* **Your assignment**
Each line that contains "JSON" needs to be copied from the listing.

* **Source material**
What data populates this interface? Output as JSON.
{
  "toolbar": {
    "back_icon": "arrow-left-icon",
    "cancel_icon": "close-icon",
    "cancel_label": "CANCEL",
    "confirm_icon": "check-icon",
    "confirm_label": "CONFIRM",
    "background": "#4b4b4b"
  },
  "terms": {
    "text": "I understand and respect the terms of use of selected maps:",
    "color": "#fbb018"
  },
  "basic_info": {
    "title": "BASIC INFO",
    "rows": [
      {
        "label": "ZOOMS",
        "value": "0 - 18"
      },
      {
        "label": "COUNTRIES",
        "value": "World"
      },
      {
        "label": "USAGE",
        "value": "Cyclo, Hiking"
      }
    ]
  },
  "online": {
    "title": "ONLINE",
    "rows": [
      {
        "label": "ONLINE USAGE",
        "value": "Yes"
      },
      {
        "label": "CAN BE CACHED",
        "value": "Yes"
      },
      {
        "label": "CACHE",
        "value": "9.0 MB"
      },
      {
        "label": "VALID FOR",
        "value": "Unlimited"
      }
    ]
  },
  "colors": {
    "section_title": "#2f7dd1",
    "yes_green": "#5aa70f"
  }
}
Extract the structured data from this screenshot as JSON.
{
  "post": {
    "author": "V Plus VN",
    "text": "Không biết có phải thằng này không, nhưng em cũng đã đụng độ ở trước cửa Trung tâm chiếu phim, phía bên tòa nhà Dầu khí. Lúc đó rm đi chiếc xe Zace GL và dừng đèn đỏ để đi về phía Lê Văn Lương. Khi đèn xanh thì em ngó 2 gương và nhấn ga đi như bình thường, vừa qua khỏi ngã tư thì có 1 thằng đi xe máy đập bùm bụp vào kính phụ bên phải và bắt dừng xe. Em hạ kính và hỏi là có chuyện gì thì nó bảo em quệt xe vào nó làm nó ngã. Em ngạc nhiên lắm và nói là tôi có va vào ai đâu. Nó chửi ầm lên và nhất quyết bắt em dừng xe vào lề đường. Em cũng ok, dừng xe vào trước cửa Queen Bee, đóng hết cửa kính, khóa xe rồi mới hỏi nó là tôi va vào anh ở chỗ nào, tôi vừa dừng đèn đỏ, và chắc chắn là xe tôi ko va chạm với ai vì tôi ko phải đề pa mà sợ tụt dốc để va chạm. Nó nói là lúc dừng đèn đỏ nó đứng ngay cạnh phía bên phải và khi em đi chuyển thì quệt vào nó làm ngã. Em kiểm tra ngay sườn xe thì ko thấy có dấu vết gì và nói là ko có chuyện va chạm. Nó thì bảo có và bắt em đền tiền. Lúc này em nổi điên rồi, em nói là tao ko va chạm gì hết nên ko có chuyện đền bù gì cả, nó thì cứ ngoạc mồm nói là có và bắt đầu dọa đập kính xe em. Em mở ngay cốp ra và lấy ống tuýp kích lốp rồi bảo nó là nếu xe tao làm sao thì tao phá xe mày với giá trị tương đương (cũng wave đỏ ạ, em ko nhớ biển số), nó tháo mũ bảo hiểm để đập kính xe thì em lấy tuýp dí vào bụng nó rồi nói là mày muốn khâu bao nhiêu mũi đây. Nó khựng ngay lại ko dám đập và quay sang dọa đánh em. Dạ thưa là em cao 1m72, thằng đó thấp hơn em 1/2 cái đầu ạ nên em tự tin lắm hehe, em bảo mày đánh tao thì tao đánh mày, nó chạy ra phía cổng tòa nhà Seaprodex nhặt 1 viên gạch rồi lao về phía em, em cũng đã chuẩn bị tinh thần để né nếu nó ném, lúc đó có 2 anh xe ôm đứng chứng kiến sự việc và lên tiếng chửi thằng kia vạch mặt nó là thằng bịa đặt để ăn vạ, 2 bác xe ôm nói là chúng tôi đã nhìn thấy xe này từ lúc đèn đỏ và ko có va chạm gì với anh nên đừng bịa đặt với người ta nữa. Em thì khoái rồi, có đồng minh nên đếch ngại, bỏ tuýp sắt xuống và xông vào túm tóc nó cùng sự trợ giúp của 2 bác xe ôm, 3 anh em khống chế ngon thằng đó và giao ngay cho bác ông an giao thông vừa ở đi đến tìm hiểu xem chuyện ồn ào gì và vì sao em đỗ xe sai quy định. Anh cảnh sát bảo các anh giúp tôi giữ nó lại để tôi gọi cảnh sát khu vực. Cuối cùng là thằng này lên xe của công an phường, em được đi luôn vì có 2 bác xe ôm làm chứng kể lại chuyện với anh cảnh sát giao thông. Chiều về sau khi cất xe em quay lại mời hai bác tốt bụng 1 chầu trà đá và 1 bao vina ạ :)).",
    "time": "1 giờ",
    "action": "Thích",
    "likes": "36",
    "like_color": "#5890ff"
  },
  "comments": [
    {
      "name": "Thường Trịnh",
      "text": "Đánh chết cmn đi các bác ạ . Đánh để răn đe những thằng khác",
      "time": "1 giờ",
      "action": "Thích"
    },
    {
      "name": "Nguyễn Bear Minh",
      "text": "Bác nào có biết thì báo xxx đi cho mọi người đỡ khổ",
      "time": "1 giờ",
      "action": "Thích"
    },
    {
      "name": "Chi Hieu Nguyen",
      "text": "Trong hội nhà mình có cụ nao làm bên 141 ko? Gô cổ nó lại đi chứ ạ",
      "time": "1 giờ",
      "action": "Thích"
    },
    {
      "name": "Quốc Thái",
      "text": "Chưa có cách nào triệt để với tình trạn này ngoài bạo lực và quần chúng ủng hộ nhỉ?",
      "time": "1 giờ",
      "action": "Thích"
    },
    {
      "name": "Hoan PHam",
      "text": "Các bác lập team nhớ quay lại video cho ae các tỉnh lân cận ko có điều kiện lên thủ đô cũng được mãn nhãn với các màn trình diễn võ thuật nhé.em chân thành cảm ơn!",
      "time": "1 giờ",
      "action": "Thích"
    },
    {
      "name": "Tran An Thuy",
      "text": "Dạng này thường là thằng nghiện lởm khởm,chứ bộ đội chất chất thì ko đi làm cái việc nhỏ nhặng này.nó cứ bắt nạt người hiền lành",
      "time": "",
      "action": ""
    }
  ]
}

* **Solution to this problem**
What data populates this interface? Output as JSON.
Extract the structured data from this screenshot as JSON.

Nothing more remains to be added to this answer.